» Work request
For each record below, set it down exactly but leave out any picture.

» Supplied records
________

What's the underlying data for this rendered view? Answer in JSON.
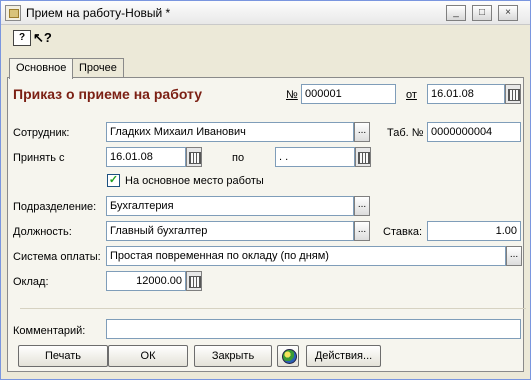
{
  "window": {
    "title": "Прием на работу-Новый *",
    "controls": [
      "_",
      "□",
      "×"
    ]
  },
  "toolbar": {
    "help_glyph": "?",
    "pointer_glyph": "↖?"
  },
  "tabs": [
    {
      "label": "Основное",
      "active": true
    },
    {
      "label": "Прочее",
      "active": false
    }
  ],
  "form": {
    "heading": "Приказ о приеме на работу",
    "number_label": "№",
    "number_value": "000001",
    "date_label": "от",
    "date_value": "16.01.08",
    "employee_label": "Сотрудник:",
    "employee_value": "Гладких Михаил Иванович",
    "tab_number_label": "Таб. №",
    "tab_number_value": "0000000004",
    "hire_from_label": "Принять с",
    "hire_from_value": "16.01.08",
    "hire_to_label": "по",
    "hire_to_value": " .  .",
    "main_workplace_label": "На основное место работы",
    "main_workplace_checked": true,
    "department_label": "Подразделение:",
    "department_value": "Бухгалтерия",
    "position_label": "Должность:",
    "position_value": "Главный бухгалтер",
    "rate_label": "Ставка:",
    "rate_value": "1.00",
    "pay_system_label": "Система оплаты:",
    "pay_system_value": "Простая повременная по окладу (по дням)",
    "salary_label": "Оклад:",
    "salary_value": "12000.00",
    "comment_label": "Комментарий:",
    "comment_value": ""
  },
  "buttons": {
    "print": "Печать",
    "ok": "ОК",
    "close": "Закрыть",
    "actions": "Действия..."
  },
  "icons": {
    "ellipsis": "...",
    "pick": "..."
  },
  "colors": {
    "heading": "#7b1f13",
    "field_border": "#7f9db9",
    "panel_bg": "#f6f5ee",
    "window_bg": "#ece9d8"
  }
}
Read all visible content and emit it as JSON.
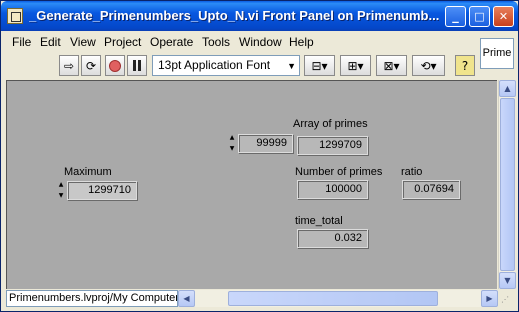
{
  "window": {
    "title": "_Generate_Primenumbers_Upto_N.vi Front Panel on Primenumb...",
    "minimize": "_",
    "maximize": "□",
    "close": "✕"
  },
  "menu": [
    "File",
    "Edit",
    "View",
    "Project",
    "Operate",
    "Tools",
    "Window",
    "Help"
  ],
  "prime_label": "Prime",
  "toolbar": {
    "font": "13pt Application Font",
    "help": "?"
  },
  "panel": {
    "array_index": "99999",
    "array_label": "Array of primes",
    "array_value": "1299709",
    "maximum_label": "Maximum",
    "maximum_value": "1299710",
    "num_primes_label": "Number of primes",
    "num_primes_value": "100000",
    "ratio_label": "ratio",
    "ratio_value": "0.07694",
    "time_label": "time_total",
    "time_value": "0.032"
  },
  "status": "Primenumbers.lvproj/My Computer",
  "colors": {
    "panel": "#a9a9a9",
    "titlebar": "#0858e0"
  }
}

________

» Output for this exercise
What's the underlying data for this rendered view? Answer in JSON.
{
  "window": {
    "title": "Прием на работу-Новый *",
    "controls": [
      "_",
      "□",
      "×"
    ]
  },
  "toolbar": {
    "help_glyph": "?",
    "pointer_glyph": "↖?"
  },
  "tabs": [
    {
      "label": "Основное",
      "active": true
    },
    {
      "label": "Прочее",
      "active": false
    }
  ],
  "form": {
    "heading": "Приказ о приеме на работу",
    "number_label": "№",
    "number_value": "000001",
    "date_label": "от",
    "date_value": "16.01.08",
    "employee_label": "Сотрудник:",
    "employee_value": "Гладких Михаил Иванович",
    "tab_number_label": "Таб. №",
    "tab_number_value": "0000000004",
    "hire_from_label": "Принять с",
    "hire_from_value": "16.01.08",
    "hire_to_label": "по",
    "hire_to_value": " .  .",
    "main_workplace_label": "На основное место работы",
    "main_workplace_checked": true,
    "department_label": "Подразделение:",
    "department_value": "Бухгалтерия",
    "position_label": "Должность:",
    "position_value": "Главный бухгалтер",
    "rate_label": "Ставка:",
    "rate_value": "1.00",
    "pay_system_label": "Система оплаты:",
    "pay_system_value": "Простая повременная по окладу (по дням)",
    "salary_label": "Оклад:",
    "salary_value": "12000.00",
    "comment_label": "Комментарий:",
    "comment_value": ""
  },
  "buttons": {
    "print": "Печать",
    "ok": "ОК",
    "close": "Закрыть",
    "actions": "Действия..."
  },
  "icons": {
    "ellipsis": "...",
    "pick": "..."
  },
  "colors": {
    "heading": "#7b1f13",
    "field_border": "#7f9db9",
    "panel_bg": "#f6f5ee",
    "window_bg": "#ece9d8"
  }
}
Read all visible content and emit it as JSON.
{
  "window": {
    "title": "_Generate_Primenumbers_Upto_N.vi Front Panel on Primenumb...",
    "minimize": "_",
    "maximize": "□",
    "close": "✕"
  },
  "menu": [
    "File",
    "Edit",
    "View",
    "Project",
    "Operate",
    "Tools",
    "Window",
    "Help"
  ],
  "prime_label": "Prime",
  "toolbar": {
    "font": "13pt Application Font",
    "help": "?"
  },
  "panel": {
    "array_index": "99999",
    "array_label": "Array of primes",
    "array_value": "1299709",
    "maximum_label": "Maximum",
    "maximum_value": "1299710",
    "num_primes_label": "Number of primes",
    "num_primes_value": "100000",
    "ratio_label": "ratio",
    "ratio_value": "0.07694",
    "time_label": "time_total",
    "time_value": "0.032"
  },
  "status": "Primenumbers.lvproj/My Computer",
  "colors": {
    "panel": "#a9a9a9",
    "titlebar": "#0858e0"
  }
}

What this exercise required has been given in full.